When all the girls run upstairs to my room to do the mud packs I’ve prepared, I grab Kitty’s elbow. “Are you having fun?” I ask. She nods and tries to dart away, but I give her stern eyes. “Sister swear?”
Kitty hesitates. “Shanae’s gotten really good friends with Sophie,” she says, her eyes welling up. “Like better friends than me and her. Did you see how they did matching manicures? They didn’t ask me if I wanted to do matching manicures.”
“I don’t think they meant to leave you out,” I say.
She shrugs her bony shoulders.
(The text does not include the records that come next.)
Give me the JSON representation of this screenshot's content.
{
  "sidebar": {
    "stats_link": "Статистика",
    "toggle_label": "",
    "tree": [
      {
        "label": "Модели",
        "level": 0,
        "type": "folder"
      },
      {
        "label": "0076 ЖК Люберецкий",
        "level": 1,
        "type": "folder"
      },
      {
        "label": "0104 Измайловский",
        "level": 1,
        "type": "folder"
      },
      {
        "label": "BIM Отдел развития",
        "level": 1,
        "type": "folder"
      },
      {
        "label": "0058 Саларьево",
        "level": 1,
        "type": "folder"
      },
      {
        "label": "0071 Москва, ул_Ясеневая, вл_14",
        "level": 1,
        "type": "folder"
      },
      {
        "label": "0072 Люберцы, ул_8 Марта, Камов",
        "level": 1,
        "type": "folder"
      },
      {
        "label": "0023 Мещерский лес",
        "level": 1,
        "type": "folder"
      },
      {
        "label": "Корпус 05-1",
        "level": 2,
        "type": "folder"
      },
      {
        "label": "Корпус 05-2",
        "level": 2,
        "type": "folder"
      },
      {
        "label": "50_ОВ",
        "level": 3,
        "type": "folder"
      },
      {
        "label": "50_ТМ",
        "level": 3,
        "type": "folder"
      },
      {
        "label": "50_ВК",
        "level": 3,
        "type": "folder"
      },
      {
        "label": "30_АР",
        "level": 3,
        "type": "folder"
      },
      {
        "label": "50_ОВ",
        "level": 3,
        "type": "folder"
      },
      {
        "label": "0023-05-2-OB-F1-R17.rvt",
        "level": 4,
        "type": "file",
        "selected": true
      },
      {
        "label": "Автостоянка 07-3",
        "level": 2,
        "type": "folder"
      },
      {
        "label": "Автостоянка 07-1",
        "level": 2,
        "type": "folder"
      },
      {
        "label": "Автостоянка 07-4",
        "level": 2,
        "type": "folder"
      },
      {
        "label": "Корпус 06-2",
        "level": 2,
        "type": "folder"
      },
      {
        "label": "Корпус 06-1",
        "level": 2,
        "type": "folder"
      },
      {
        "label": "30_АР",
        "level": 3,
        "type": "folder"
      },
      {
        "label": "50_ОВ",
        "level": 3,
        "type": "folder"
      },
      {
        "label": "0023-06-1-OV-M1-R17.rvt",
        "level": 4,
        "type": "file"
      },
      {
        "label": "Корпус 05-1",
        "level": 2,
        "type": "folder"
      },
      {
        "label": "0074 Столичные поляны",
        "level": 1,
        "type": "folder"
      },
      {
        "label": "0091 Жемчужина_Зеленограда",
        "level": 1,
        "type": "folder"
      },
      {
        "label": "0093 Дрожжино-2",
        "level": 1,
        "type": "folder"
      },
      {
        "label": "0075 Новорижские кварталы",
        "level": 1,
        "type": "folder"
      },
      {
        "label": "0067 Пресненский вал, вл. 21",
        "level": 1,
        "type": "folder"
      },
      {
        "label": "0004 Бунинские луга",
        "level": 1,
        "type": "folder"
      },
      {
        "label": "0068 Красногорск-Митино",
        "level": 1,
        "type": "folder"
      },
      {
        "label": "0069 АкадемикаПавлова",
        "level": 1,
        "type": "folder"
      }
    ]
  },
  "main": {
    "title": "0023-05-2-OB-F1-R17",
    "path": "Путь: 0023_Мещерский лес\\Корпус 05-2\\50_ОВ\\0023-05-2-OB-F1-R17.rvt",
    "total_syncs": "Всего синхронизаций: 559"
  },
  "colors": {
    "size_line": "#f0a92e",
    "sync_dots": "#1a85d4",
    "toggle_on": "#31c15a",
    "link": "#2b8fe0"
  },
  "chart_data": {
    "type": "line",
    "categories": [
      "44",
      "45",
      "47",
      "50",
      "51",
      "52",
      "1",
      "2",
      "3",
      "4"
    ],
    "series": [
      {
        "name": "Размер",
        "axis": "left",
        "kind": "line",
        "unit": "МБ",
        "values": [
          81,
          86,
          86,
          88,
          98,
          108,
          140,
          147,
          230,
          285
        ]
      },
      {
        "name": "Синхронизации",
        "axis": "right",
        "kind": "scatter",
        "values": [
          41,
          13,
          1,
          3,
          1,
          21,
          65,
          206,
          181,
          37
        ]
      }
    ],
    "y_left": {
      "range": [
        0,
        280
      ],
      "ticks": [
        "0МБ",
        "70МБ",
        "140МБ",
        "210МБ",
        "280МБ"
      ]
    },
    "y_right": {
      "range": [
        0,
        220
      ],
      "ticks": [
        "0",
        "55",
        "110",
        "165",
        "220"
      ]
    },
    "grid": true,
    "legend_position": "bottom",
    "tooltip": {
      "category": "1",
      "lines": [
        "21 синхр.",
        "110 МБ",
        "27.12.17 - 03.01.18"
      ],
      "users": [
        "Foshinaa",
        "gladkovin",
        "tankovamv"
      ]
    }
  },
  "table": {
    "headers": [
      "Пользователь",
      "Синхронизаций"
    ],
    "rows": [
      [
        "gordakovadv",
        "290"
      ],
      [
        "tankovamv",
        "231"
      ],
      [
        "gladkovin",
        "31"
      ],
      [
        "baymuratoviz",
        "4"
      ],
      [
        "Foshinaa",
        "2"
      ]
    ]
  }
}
I put my arm around her, and she just stands there stiffly, so I push her head down on my shoulder. “It can be tough with best friendships. You’re both growing and changing, and it’s hard to grow and change at the same rate.”
Her head pops up, and I push it back down on my shoulder. “Is that what happened with you and Genevieve?” she asks.
“Honestly, I don’t know what happened with me and Genevieve. She moved away, and we were still friends, and then we weren’t.” I realize belatedly that it’s not the most comforting thing to say to someone who’s feeling left out by her friends. “But I’m sure that will never happen to you.”
Kitty lets out a defeated little sigh. “Why can’t things just stay the same as before?”
“Then nothing would ever change and you wouldn’t grow up; you would have stayed nine forever and never have turned ten.”
She wipes her nose with the back of her arm. “I might not mind that.”
“Then you’d never get to drive, or go to college, or buy a house and adopt a bunch of dogs. I know you want to do all that stuff. You have an adventurous spirit, and being a kid can get in the way of that, because you have to get other people’s permission. When you’re older, you can do what you want and you won’t have to ask anybody.”
Sighing she says, “Yeah, that’s true.”
I smooth her hair away from her forehead. “Want me to put on a movie for you guys?”
“A horror one?”
She’s perking up, going into bargaining mode like the business lady she is. “It has to be rated R. No kid stuff.”
“Fine, but if you guys get scared, you aren’t sleeping with me in my room. Last time you guys kept me up all night. And if any parents call to complain, I’m telling them you guys snuck the movie on your own.”
I watch her fly up the stairs. Impossible as she is, I like Kitty just as she is. I wouldn’t have minded if she’d stayed nine forever. Kitty’s cares are still manageable; they can fit in the palm of my hand. I like that she still depends on me for things. Her cares and her needs make me forget my own. I like that I am needed, that I am beholden to somebody. This breakup with Peter, it’s not as big as Katherine Song Covey turning ten. She has sprung up like a weed, without a mother, just two sisters and a dad. That is no small feat. That’s something extraordinary.
But ten, wow. Ten isn’t a little girl anymore. It’s right in between. The thought of her getting older, outgrowing her toys, her art set . . . it makes me feel a bit melancholy. Growing up really is bittersweet.
My phone buzzes, and it’s a pitiful text from Daddy:
Is it safe to come downstairs? I’m so thirsty.
Coast is clear.
FOLLOWING GENEVIEVE AROUND IS A strangely familiar feeling. Nothing little observations come flooding back. It’s a heady combination of the things I used to know about her and the things I don’t. She goes through the drive-thru at Wendy’s, and without even looking, I know what’s in the bag. Small Frosty, small fries to dip, six-piece chicken nuggets, also to dip.